The NBS Head Office Building was built from 1888 – 1890, on the basis of blueprints designed by Konstantin Jovanovic (Vienna 1849 – Zurich 1923), son to distinguished artist Anastas Jovanovic...
The NBS implements open market operations by the purchase and sale of securities in order to regulate banking sector liquidity, influence movements in short-term interest rates and signal the monetary policy stance.
Depending on their objectives, dynamics and manner of implementation, open market operations of the NBS may be classified into:
Main operations play the most important role in terms of achieving the objectives of open market operations. They are reverse repo transactions – repo sale of securities, with the maturity of one-week. The NBS implements the main operations with a regular frequency, at standard auctions held according to a pre-determined calendar. These operations are conducted at the NBS key policy rate.
Longer-term operations aim to provide liquidity to the banking sector and/or absorb excess liquidity in the longer run. They are implemented at standard auctions.
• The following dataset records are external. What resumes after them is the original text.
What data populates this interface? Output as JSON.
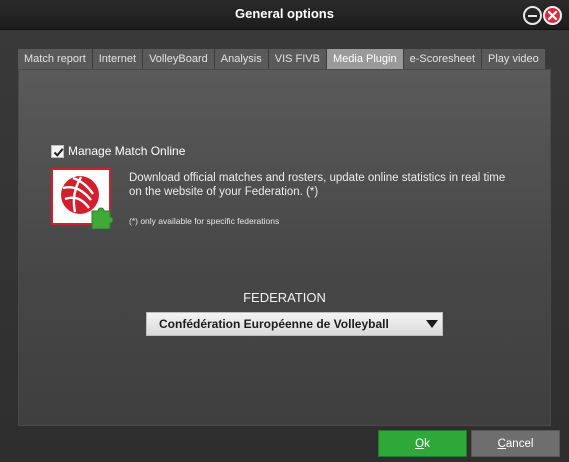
{
  "window": {
    "title": "General options"
  },
  "tabs": [
    {
      "label": "Match report",
      "active": false
    },
    {
      "label": "Internet",
      "active": false
    },
    {
      "label": "VolleyBoard",
      "active": false
    },
    {
      "label": "Analysis",
      "active": false
    },
    {
      "label": "VIS FIVB",
      "active": false
    },
    {
      "label": "Media Plugin",
      "active": true
    },
    {
      "label": "e-Scoresheet",
      "active": false
    },
    {
      "label": "Play video",
      "active": false
    }
  ],
  "manage_online": {
    "label": "Manage Match Online",
    "checked": true,
    "description": "Download official matches and rosters, update online statistics in real time on the website of your Federation. (*)",
    "note": "(*) only available for specific federations",
    "icon": "volleyball-puzzle-icon"
  },
  "federation": {
    "label": "FEDERATION",
    "selected": "Confédération Européenne de Volleyball"
  },
  "buttons": {
    "ok_mnemonic": "O",
    "ok_rest": "k",
    "cancel_mnemonic": "C",
    "cancel_rest": "ancel"
  },
  "colors": {
    "ok": "#2fa83a",
    "close": "#e0283a",
    "active_tab": "#9a9a9a"
  }
}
Fine-tuning operations are implemented on as needed basis, to prevent or ease swings in banking sector liquidity, and particularly their effect on short-term interest rates. As a rule, they are conducted at quick auctions, i.e. on the day a decision is made to hold an auction.